Mark Weitzman is Chief Operating Officer for the World Jewish Restitution Organization where he plays a leading role in the organization’s advocacy and negotiations efforts to recover Jewish properties in Europe in pursuit of a measure of justice for Holocaust survivors, their families, and Jewish communities.

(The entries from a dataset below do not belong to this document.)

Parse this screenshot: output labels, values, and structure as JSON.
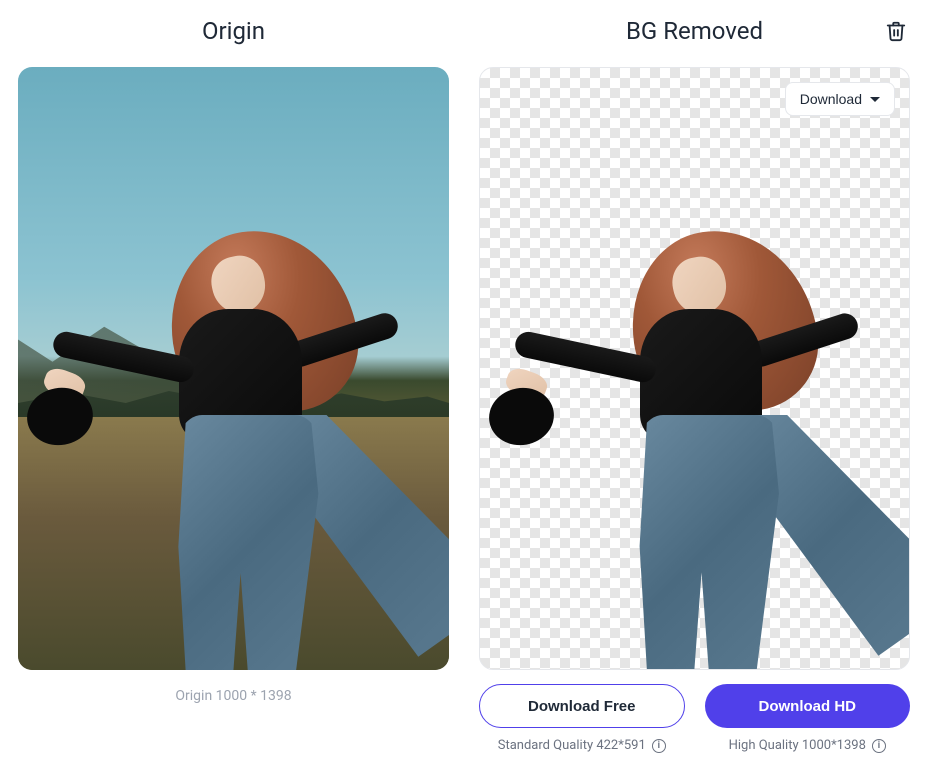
{
  "origin": {
    "title": "Origin",
    "caption": "Origin 1000 * 1398"
  },
  "removed": {
    "title": "BG Removed",
    "download_dropdown": "Download"
  },
  "buttons": {
    "free": {
      "label": "Download Free",
      "quality_text": "Standard Quality 422*591"
    },
    "hd": {
      "label": "Download HD",
      "quality_text": "High Quality 1000*1398"
    }
  },
  "icons": {
    "info": "i"
  }
}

Previously he was Director of Government Affairs for the Simon Wiesenthal Center and is also Chief Representative of the Center to the United Nations in New York. He is a member of the official US delegation to the International Holocaust Remembrance Authority(IHRA) where he chaired the Committee on Antisemitism and Holocaust Denial and is currently chairing the Working Group on Holocaust Museums and Memorials. Described by the London Jewish Chronicle as “the architect” of IHRA’s 2016 adoption of the Working Definition of Antisemitism (which is the first definition of antisemitism with any formal status) he was also the lead author of IHRA’s Working Definition of Holocaust Denial and Distortion which was adopted by the 34 member countries of IHRA in 2013. Mr. Weitzman is a participant in the program on Religion and Foreign Policy of the Council on Foreign Relations, served as a member of the advisory panel of Experts on Freedom of Religion or Belief of the Organization for Security and Co-operation in Europe (OSCE), and co-chaired the Working Group on International Affairs of the Global Forum on Antisemitism. He currently serves as Vice-President of the Association of Holocaust Organizations and was a member of the advisory board of the Institute for the Study of Global Antisemitism and Policy at Yale University as well as a longtime member of the official Jewish-Catholic Dialogue Group of New York. In 2019 he was invited to be one of the founding board members of the International Organization of Antisemitism Research, the first academic society for the interdisciplinary study of antisemitism.
James Wald teaches history at Hampshire College in Amherst, Massachusetts. His interests include modern European cultural history; the history of the book and literary life; Nazism and antisemitic and racist ideologies; historic preservation. He also teaches summer field courses in Prague and Kraków devoted to history and memory.
He served for fifteen years on the executive council of The Society for the History of Authorship, Reading, and Publishing (SHARP), the leading global organization devoted to the history of the book, and organized its 2019 international conference on Indigeneity and Migrations of the Book. He is currently the chair of the board of directors of the Massachusetts Center for the Book, an affiliate of the Center for the Book in the Library of Congress. He has also served as chair of the Amherst Historical Commission and president of the Amherst Historical Society and Museum.
Among his research areas related to antisemitism are: the survival of Christian supersessionist thinking in secular modernity, and the evolution of the Khazar myth. His current research project is a book on antisemitism in the Polish Army-in-Exile in Britain during the Second World War.
This program is made possible in part by support from the Battery Park City Authority.